Translated by Frederick Crombie.
This Part: 128 Pages
7. When, then, the saints shall have reached the celestial abodes, they will clearly see the nature of the stars one by one, and will understand whether they are endued with life, or their condition, whatever it is. And they will comprehend also the other reasons for the works of God, which He Himself will reveal to them. For He will show to them, as to children, the causes of things and the power of His creation,  and will explain why that star was placed in that particular quarter of the sky, and why it was separated from another by so great an intervening space; what, e.g., would have been the consequence if it had been nearer or more remote; or if that star had been larger than this, how the totality of things would not have remained the same, but all would have been transformed into a different condition of being. And so, when they have finished all those matters which are connected with the stars, and with the heavenly revolutions, they will come to those which are not seen, or to those whose names only we have heard, and to things which are invisible, which the Apostle Paul has informed us are numerous, although what they are, or what difference may exist among them, we cannot even conjecture by our feeble intellect. And thus the rational nature, growing by each individual step, not as it grew in this life in flesh, and body, and soul, but enlarged in understanding and in power of perception, is raised as a mind already perfect to perfect knowledge, no longer at all impeded by those carnal senses, but increased in intellectual growth; and ever gazing purely, and, so to speak, face to face, on the causes of things, it attains perfection, firstly, viz., that by which it ascends to (the truth),  and secondly, that by which it abides in it, having problems and the understanding of things, and the causes of events, as the food on which it may feast. For as in this life our bodies grow physically to what they are, through a sufficiency of food in early life supplying the means of increase, but after the due height has been attained we use food no longer to grow, but to live, and to be preserved in life by it; so also I think that the mind, when it has attained perfection, eats and avails itself of suitable and appropriate food in such a degree, that nothing ought to be either deficient or superfluous. And in all things this food is to be understood as the contemplation and understanding of God, which is of a measure appropriate and suitable to this nature, which was made and created; and this measure it is proper should be observed by every one of those who are beginning to see God, i.e., to understand Him through purity of heart.

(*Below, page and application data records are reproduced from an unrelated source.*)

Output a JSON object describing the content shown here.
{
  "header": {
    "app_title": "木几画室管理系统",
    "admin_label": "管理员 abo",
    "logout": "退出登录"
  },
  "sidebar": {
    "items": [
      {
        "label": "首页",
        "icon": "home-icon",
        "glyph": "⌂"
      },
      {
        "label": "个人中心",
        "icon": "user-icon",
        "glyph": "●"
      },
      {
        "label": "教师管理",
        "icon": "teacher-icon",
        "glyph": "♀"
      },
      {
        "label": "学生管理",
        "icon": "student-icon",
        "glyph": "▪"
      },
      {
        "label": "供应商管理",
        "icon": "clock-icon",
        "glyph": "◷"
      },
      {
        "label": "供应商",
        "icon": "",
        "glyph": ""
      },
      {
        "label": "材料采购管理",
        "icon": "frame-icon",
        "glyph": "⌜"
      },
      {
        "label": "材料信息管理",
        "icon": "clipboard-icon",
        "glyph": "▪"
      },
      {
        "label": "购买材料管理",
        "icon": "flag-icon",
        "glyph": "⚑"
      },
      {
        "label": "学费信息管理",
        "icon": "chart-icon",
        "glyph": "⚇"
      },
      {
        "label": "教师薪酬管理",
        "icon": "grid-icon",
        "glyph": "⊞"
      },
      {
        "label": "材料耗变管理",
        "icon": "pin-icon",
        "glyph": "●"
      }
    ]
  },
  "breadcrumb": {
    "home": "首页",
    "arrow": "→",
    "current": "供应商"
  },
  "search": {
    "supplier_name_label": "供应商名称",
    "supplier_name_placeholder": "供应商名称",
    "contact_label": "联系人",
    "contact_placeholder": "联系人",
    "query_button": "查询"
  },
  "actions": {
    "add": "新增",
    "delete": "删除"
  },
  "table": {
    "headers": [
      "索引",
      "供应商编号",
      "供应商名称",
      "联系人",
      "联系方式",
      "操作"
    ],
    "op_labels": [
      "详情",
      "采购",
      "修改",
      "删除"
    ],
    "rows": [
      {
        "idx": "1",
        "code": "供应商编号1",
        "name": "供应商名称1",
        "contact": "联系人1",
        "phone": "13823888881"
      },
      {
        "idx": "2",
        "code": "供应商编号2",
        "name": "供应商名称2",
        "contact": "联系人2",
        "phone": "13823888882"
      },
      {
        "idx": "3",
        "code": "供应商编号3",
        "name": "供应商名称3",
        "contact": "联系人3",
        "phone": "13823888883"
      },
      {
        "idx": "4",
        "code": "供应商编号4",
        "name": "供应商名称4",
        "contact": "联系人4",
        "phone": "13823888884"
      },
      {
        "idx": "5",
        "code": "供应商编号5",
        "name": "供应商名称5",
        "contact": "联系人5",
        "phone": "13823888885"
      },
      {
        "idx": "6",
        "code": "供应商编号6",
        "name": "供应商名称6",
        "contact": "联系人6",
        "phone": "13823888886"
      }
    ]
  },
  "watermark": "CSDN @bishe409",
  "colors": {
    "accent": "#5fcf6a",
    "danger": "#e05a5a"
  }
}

 Virtutem suae conditionis. Seine Schoepferkraft (Schnitzer).
 In id: To that state of the soul in which it gazes purely on the causes of things.
Reference address : https://www.ellopos.net/elpenor/greek-texts/fathers/origen/principiis.asp?pg=14